Harwood: When I asked a couple of other campaigns, "What would you ask him if you were me?" they said, "Ask him to name his biggest accomplishment." And the reason they said that was, "He doesn't have any." What is your yardstick for when you're succeeding, as opposed to tilting at windmills, getting publicity, all that? Cruz: What I have endeavored to do in my time in the Senate is to stand up and lead on the great issues of the day.
CNBC's John Harwood sat down with Sen. Ted Cruz (R-Texas) this week for an informative interview, which included an interesting exchange about the senator's limited record.
The Texas Republican went on to talk about his ongoing effort to destroy the Affordable Care Act, which he has not done, but which he believes he's "built the foundation" to do.
Whether or not one takes the argument seriously, this probably won't be the last time Cruz is asked about his record. John Podhoretz, a prominent voice in conservative media, recently ran a piece with an unflattering headline: "Ted Cruz's challenge: The other guys have done things."
Shortly after the GOP senator launched his presidential candidacy, The Hill published an "infographic" on Cruz's legislative history, which concluded that the Texas Republican has successfully passed just one bill into law.
The piece didn't specify the metrics -- it's unclear, for example, whether this includes amendments and/or resolutions -- but it does help explain why Cruz, when asked about his accomplishments, emphasizes "standing up and leading on the great issues of the day."
It's an effective euphemism for, "Judge me for my position on the issues, not what I've actually done to advance my agenda."
The challenge is not limited to Cruz, of course. Take Sen. Rand Paul (R-Ky.), for example.
Congress.gov shows the Kentucky Republican co-sponsoring a handful of bills that became law during his four years on the Capitol Hill, when it comes to measures on which he was the lead sponsor, none of his proposals became law. Sen. Marco Rubio's (R-Fla.) record points to the exact same problem.
In fairness, these three senators are relatively new to Capitol Hill -- Paul and Rubio were elected in 2010, Cruz in 2012 -- which means they've been legislators during a time in which Congress has accomplished practically nothing. Indeed, the last two Congresses have been the least productive for passing bills into law since clerks started keeping track nearly a century ago.
No one has racked up an impressive list of legislative accomplishments in recent years because the business of lawmaking effectively collapsed after the Republican gains in the 2010 midterms. This, however, may not make for a compelling 2016 pitch: "My excuse for not having any accomplishments is that I've been part of an unpopular institution that hasn't gotten anything done."

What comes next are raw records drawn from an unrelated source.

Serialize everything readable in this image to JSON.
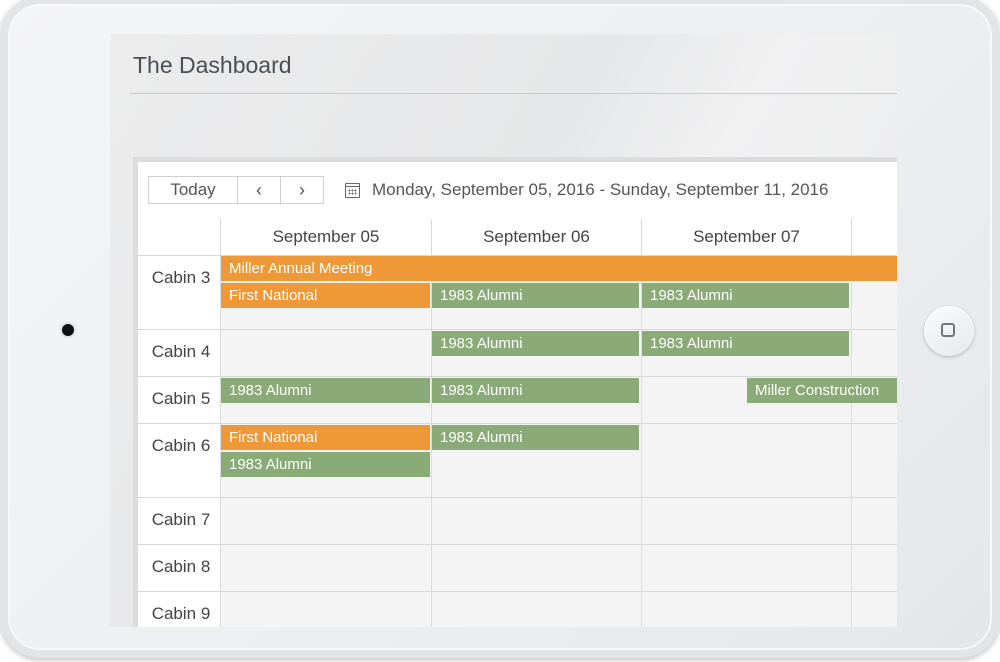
{
  "page_title": "The Dashboard",
  "toolbar": {
    "today_label": "Today",
    "prev_label": "‹",
    "next_label": "›",
    "date_range": "Monday, September 05, 2016 - Sunday, September 11, 2016"
  },
  "days": [
    "September 05",
    "September 06",
    "September 07"
  ],
  "resources": [
    {
      "name": "Cabin 3"
    },
    {
      "name": "Cabin 4"
    },
    {
      "name": "Cabin 5"
    },
    {
      "name": "Cabin 6"
    },
    {
      "name": "Cabin 7"
    },
    {
      "name": "Cabin 8"
    },
    {
      "name": "Cabin 9"
    }
  ],
  "events": [
    {
      "resource": "Cabin 3",
      "title": "Miller Annual Meeting",
      "color": "#ee9838"
    },
    {
      "resource": "Cabin 3",
      "title": "First National",
      "color": "#ee9838"
    },
    {
      "resource": "Cabin 3",
      "title": "1983 Alumni",
      "color": "#8aab77"
    },
    {
      "resource": "Cabin 3",
      "title": "1983 Alumni",
      "color": "#8aab77"
    },
    {
      "resource": "Cabin 4",
      "title": "1983 Alumni",
      "color": "#8aab77"
    },
    {
      "resource": "Cabin 4",
      "title": "1983 Alumni",
      "color": "#8aab77"
    },
    {
      "resource": "Cabin 5",
      "title": "1983 Alumni",
      "color": "#8aab77"
    },
    {
      "resource": "Cabin 5",
      "title": "1983 Alumni",
      "color": "#8aab77"
    },
    {
      "resource": "Cabin 5",
      "title": "Miller Construction",
      "color": "#8aab77"
    },
    {
      "resource": "Cabin 6",
      "title": "First National",
      "color": "#ee9838"
    },
    {
      "resource": "Cabin 6",
      "title": "1983 Alumni",
      "color": "#8aab77"
    },
    {
      "resource": "Cabin 6",
      "title": "1983 Alumni",
      "color": "#8aab77"
    }
  ],
  "colors": {
    "orange_event": "#ee9838",
    "green_event": "#8aab77"
  }
}
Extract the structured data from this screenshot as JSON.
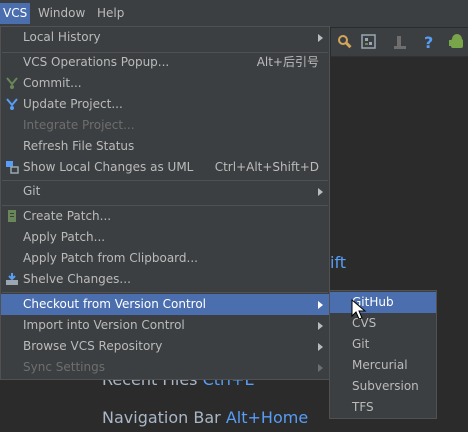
{
  "menubar": {
    "vcs": "VCS",
    "window": "Window",
    "help": "Help"
  },
  "vcs_menu": {
    "local_history": "Local History",
    "vcs_operations_popup": "VCS Operations Popup...",
    "vcs_operations_popup_shortcut": "Alt+后引号",
    "commit": "Commit...",
    "update_project": "Update Project...",
    "integrate_project": "Integrate Project...",
    "refresh_file_status": "Refresh File Status",
    "show_local_changes_as_uml": "Show Local Changes as UML",
    "show_local_changes_as_uml_shortcut": "Ctrl+Alt+Shift+D",
    "git": "Git",
    "create_patch": "Create Patch...",
    "apply_patch": "Apply Patch...",
    "apply_patch_from_clipboard": "Apply Patch from Clipboard...",
    "shelve_changes": "Shelve Changes...",
    "checkout_from_vcs": "Checkout from Version Control",
    "import_into_vcs": "Import into Version Control",
    "browse_vcs_repository": "Browse VCS Repository",
    "sync_settings": "Sync Settings"
  },
  "checkout_submenu": {
    "github": "GitHub",
    "cvs": "CVS",
    "git": "Git",
    "mercurial": "Mercurial",
    "subversion": "Subversion",
    "tfs": "TFS"
  },
  "editor": {
    "hint_fragment_shortcut": "ift",
    "recent_files_label": "Recent Files",
    "recent_files_shortcut": "Ctrl+E",
    "navigation_bar_label": "Navigation Bar",
    "navigation_bar_shortcut": "Alt+Home"
  },
  "colors": {
    "menu_background": "#3c3f41",
    "selection": "#4b6eaf",
    "editor_background": "#2b2b2b",
    "shortcut_blue": "#589df6"
  },
  "icons": {
    "toolbar": [
      "settings-tool-icon",
      "project-structure-icon",
      "run-icon",
      "help-icon",
      "android-icon"
    ],
    "menu": [
      "commit-icon",
      "update-project-icon",
      "uml-diagram-icon",
      "create-patch-icon",
      "shelve-changes-icon"
    ]
  }
}
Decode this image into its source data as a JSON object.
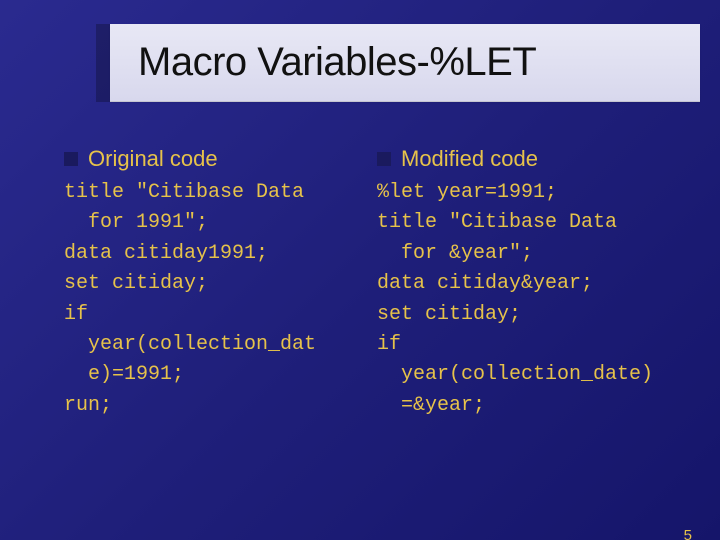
{
  "title": "Macro Variables-%LET",
  "left": {
    "heading": "Original code",
    "code": "title \"Citibase Data\n  for 1991\";\ndata citiday1991;\nset citiday;\nif\n  year(collection_dat\n  e)=1991;\nrun;"
  },
  "right": {
    "heading": "Modified code",
    "code": "%let year=1991;\ntitle \"Citibase Data\n  for &year\";\ndata citiday&year;\nset citiday;\nif\n  year(collection_date)\n  =&year;"
  },
  "page_number": "5"
}
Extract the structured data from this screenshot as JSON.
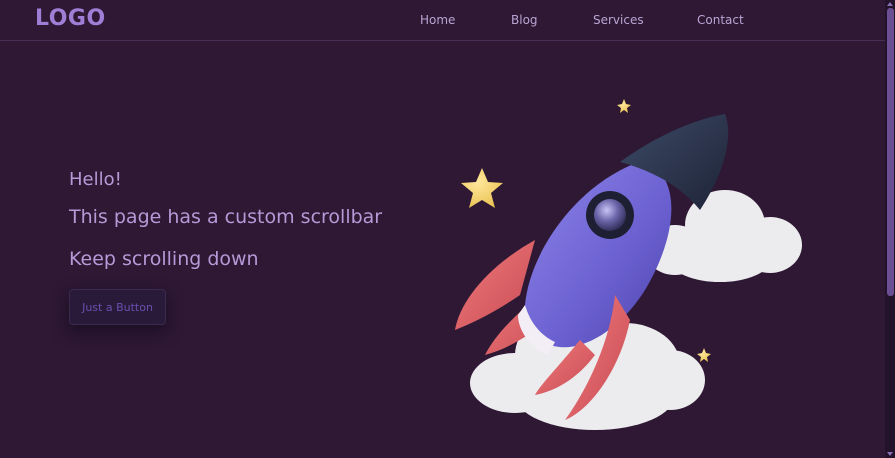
{
  "nav": {
    "logo": "LOGO",
    "links": [
      "Home",
      "Blog",
      "Services",
      "Contact"
    ]
  },
  "hero": {
    "line1": "Hello!",
    "line2": "This page has a custom scrollbar",
    "line3": "Keep scrolling down",
    "button_label": "Just a Button"
  },
  "illustration": {
    "icon": "rocket-illustration",
    "stars": [
      "star-icon",
      "star-icon",
      "star-icon"
    ],
    "clouds": [
      "cloud-icon",
      "cloud-icon"
    ]
  },
  "colors": {
    "background": "#2e1834",
    "accent": "#9d7fd6",
    "text": "#b49ad6",
    "scroll_thumb": "#6b4f95"
  }
}
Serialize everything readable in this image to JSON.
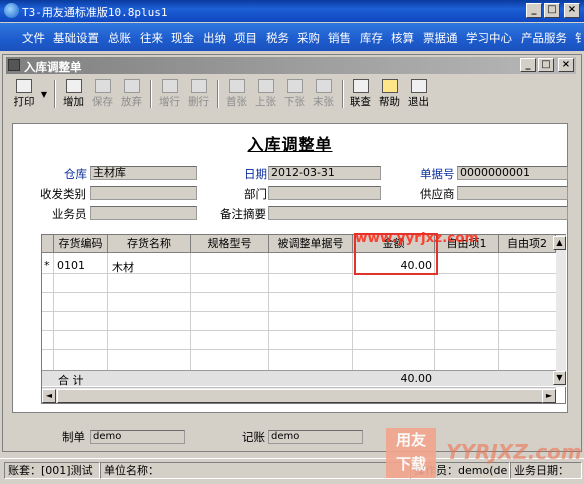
{
  "window": {
    "title": "T3-用友通标准版10.8plus1",
    "controls": [
      "_",
      "□",
      "×"
    ]
  },
  "menu": [
    "文件",
    "基础设置",
    "总账",
    "往来",
    "现金",
    "出纳",
    "项目",
    "税务",
    "采购",
    "销售",
    "库存",
    "核算",
    "票据通",
    "学习中心",
    "产品服务",
    "钅"
  ],
  "doc_window": {
    "title": "入库调整单",
    "controls": [
      "_",
      "□",
      "×"
    ]
  },
  "toolbar": {
    "print": "打印",
    "add": "增加",
    "save": "保存",
    "discard": "放弃",
    "add_row": "增行",
    "delete_row": "删行",
    "first": "首张",
    "prev": "上张",
    "next": "下张",
    "last": "末张",
    "lookup": "联查",
    "help": "帮助",
    "exit": "退出"
  },
  "form": {
    "title": "入库调整单",
    "warehouse_label": "仓库",
    "warehouse_value": "主材库",
    "date_label": "日期",
    "date_value": "2012-03-31",
    "doc_no_label": "单据号",
    "doc_no_value": "0000000001",
    "category_label": "收发类别",
    "category_value": "",
    "dept_label": "部门",
    "dept_value": "",
    "supplier_label": "供应商",
    "supplier_value": "",
    "clerk_label": "业务员",
    "clerk_value": "",
    "remark_label": "备注摘要",
    "remark_value": "",
    "maker_label": "制单",
    "maker_value": "demo",
    "poster_label": "记账",
    "poster_value": "demo"
  },
  "grid": {
    "columns": [
      "存货编码",
      "存货名称",
      "规格型号",
      "被调整单据号",
      "金额",
      "自由项1",
      "自由项2"
    ],
    "rows": [
      {
        "marker": "*",
        "code": "0101",
        "name": "木材",
        "spec": "",
        "adj_doc": "",
        "amount": "40.00",
        "free1": "",
        "free2": ""
      }
    ],
    "total_label": "合 计",
    "total_amount": "40.00"
  },
  "status": {
    "account": "账套：[001]测试",
    "unit": "单位名称：",
    "operator": "操作员：demo(de",
    "biz_date": "业务日期："
  },
  "watermarks": {
    "site_top": "www.yyrjxz.com",
    "logo_top": "用友",
    "logo_bottom": "下载",
    "site_bottom": "YYRJXZ.com"
  },
  "colors": {
    "titlebar": "#0f47c0",
    "menubar": "#1d5bcc",
    "highlight": "#e0332b"
  }
}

In other words, Cruz, Paul, and Rubio will soon hit the national trail, competing against credible rivals, talking with great passion about "standing up and leading on the great issues of the day" -- all the while hoping no one asks what they've actually done since joining the Senate.
Whether Republican primary voters find this persuasive remains to be seen.